This versatility extends to colour and finish, too, since quilling strips are available in such an amazing range of different shades. Some – which I particularly like to utilise – are even edged with special applications that give the appearance of precious metals.
People often express concern that beads and charms made from paper may lack longevity and dissolve in the rain – but their fears are completely unfounded! I treat all my jewellery pieces with a special non-toxic glue/varnish which makes them hard, strong and water resistant.
To prove the point, I once experimented by holding a varnished paper bead underneath a running tap for several minutes:
After being dried out in an airing cupboard overnight, the bead re-hardened and was good as new!
We are probably all familiar with paper mâché, in which shredded paper is mixed with flour and water, moulded into the required shape and left to dry. The dried-out mixture is rock hard … and exactly the same applies to quilled pieces after the glue/varnish has set. I always liken the end result to the consistency of balsa wood – surprisingly strong, yet amazingly light in weight.
Which brings us to the third great thing about paper quilled jewellery – it’s really light to wear.
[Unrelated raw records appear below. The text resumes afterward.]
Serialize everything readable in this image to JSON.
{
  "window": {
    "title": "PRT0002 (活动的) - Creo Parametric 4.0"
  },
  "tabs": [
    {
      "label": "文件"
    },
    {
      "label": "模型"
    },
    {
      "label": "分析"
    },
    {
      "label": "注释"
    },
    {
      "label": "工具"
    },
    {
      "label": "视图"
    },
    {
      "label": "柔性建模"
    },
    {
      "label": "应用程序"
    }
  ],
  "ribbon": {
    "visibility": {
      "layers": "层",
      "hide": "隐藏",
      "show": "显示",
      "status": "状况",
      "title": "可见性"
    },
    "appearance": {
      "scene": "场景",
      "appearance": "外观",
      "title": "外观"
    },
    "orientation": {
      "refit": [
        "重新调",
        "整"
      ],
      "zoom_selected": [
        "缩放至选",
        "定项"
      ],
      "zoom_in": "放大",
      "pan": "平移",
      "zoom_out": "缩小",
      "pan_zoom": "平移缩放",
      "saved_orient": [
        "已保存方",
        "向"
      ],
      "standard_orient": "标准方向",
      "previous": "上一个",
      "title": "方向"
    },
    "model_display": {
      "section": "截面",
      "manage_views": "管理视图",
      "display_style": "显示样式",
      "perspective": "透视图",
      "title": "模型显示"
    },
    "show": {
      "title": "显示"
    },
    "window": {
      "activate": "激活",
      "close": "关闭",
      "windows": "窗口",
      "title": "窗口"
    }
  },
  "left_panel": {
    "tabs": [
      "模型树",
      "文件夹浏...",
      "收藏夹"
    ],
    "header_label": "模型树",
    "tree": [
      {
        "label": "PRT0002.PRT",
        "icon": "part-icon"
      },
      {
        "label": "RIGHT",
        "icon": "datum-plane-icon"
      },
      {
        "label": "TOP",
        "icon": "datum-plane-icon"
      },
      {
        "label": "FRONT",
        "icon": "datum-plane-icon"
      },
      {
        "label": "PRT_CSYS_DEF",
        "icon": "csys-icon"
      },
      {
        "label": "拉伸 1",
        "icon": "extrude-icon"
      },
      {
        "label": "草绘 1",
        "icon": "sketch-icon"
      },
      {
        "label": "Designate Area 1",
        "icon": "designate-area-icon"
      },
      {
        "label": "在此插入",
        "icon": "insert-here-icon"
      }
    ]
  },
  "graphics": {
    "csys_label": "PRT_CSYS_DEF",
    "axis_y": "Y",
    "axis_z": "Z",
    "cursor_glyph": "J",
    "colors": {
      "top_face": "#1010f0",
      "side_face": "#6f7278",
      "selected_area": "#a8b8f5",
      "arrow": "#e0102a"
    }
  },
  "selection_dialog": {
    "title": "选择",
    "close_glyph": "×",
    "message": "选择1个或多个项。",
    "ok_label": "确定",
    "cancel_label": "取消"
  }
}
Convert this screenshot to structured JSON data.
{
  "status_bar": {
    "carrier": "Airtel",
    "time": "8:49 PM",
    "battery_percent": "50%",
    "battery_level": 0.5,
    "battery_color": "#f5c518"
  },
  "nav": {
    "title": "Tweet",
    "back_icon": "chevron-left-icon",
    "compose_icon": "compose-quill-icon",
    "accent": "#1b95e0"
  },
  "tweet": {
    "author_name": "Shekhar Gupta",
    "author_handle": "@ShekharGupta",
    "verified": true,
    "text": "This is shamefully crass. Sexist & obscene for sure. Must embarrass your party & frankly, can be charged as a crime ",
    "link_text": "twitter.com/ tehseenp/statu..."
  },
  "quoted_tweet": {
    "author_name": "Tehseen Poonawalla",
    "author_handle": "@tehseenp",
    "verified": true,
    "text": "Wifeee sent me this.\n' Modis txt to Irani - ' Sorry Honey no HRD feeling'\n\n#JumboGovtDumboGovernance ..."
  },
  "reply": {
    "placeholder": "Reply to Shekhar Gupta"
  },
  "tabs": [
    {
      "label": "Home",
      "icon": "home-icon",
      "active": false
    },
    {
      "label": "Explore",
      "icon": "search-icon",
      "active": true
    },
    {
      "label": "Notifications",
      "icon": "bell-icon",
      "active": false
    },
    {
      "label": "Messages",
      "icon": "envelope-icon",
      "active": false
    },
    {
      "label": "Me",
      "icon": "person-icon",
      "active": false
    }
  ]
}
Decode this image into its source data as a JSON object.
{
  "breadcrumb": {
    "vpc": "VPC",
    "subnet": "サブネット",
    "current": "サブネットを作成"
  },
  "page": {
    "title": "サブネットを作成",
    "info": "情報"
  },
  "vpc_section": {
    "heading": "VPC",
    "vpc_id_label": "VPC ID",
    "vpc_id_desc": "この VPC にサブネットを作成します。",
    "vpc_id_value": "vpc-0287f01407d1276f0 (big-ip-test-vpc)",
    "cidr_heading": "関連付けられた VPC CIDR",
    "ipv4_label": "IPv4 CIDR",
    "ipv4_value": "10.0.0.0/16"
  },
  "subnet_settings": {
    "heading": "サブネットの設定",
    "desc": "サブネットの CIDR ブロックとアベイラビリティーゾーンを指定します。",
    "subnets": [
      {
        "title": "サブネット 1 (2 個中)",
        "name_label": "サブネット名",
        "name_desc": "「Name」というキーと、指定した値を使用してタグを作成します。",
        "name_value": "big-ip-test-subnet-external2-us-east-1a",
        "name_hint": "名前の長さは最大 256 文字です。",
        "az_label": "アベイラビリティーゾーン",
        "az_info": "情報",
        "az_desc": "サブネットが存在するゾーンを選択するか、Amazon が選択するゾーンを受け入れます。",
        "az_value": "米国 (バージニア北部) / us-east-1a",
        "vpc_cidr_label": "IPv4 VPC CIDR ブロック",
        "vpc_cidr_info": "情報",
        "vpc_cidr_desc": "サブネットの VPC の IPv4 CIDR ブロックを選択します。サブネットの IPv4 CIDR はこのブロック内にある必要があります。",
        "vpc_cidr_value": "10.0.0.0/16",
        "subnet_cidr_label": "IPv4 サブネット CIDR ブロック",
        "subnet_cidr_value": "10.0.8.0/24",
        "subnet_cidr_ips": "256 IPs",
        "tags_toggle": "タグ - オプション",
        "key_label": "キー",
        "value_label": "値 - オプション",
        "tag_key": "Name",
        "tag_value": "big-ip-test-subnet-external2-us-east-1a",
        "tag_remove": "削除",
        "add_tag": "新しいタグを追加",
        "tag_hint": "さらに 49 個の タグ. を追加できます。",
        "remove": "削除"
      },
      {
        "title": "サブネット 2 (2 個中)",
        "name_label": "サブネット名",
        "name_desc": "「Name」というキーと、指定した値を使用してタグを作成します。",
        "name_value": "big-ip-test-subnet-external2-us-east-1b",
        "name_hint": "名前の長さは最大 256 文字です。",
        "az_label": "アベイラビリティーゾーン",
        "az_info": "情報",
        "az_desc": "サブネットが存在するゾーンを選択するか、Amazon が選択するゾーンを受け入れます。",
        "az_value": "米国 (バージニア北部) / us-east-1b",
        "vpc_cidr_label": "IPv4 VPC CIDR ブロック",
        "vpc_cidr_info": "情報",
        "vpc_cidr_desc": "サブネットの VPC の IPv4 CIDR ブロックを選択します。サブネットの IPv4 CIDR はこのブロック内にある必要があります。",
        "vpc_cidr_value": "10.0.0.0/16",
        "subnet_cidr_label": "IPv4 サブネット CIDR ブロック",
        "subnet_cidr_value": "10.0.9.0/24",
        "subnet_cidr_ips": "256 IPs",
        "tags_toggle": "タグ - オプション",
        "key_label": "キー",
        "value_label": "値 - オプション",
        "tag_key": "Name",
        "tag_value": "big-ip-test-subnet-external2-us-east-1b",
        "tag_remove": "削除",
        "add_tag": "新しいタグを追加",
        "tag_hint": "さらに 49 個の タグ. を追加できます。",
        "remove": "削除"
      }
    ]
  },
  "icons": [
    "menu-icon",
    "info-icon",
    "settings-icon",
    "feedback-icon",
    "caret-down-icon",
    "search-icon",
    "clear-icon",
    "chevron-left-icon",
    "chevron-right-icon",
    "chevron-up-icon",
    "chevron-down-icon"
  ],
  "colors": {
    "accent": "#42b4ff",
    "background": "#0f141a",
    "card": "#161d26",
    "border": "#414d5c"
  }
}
For people who like big dangly earrings, but hate the feeling of their ear lobes being weighted down, quilled earrings are an absolute joy!
Recently, I started making my own earring wires out of Sterling Silver, and I’ve been pleasantly surprised by how comfortable they are. The ends are filed so that they pass smoothly through pierced ears, and the long-drop design actually complements the quilling by making a feature of the wire itself. These earrings are big enough to make a bold fashion statement, yet they really are so light that it’s easy to forget you are wearing them at all!
A lot of thought goes into designing quilled paper jewellery, so it’s only right that careful consideration should be given to the choice of metal fittings too.
Sterling Silver is a must, not only in terms of its bright lustrous appearance, but also its suitability for wear by people who suffer with allergies. I now regard cheaper, silver plated fittings as very inferior substitutes.
When it comes to necklaces, I have fallen totally in love with snake chains, whose smooth sinusoidal curves look wonderful with quilled pendants and charms. Colourful quilling can also be offset beautifully by black/oxidised chains. When selecting fittings, it definitely pays to be creative!
One final thing … if you are thinking about purchasing jewellery as a gift, what better way to celebrate a first wedding anniversary which is, after all, associated with the material paper? If the paper has the appearance of silver or gold, so much the better!
All photos and designs copyright Philippa Reid.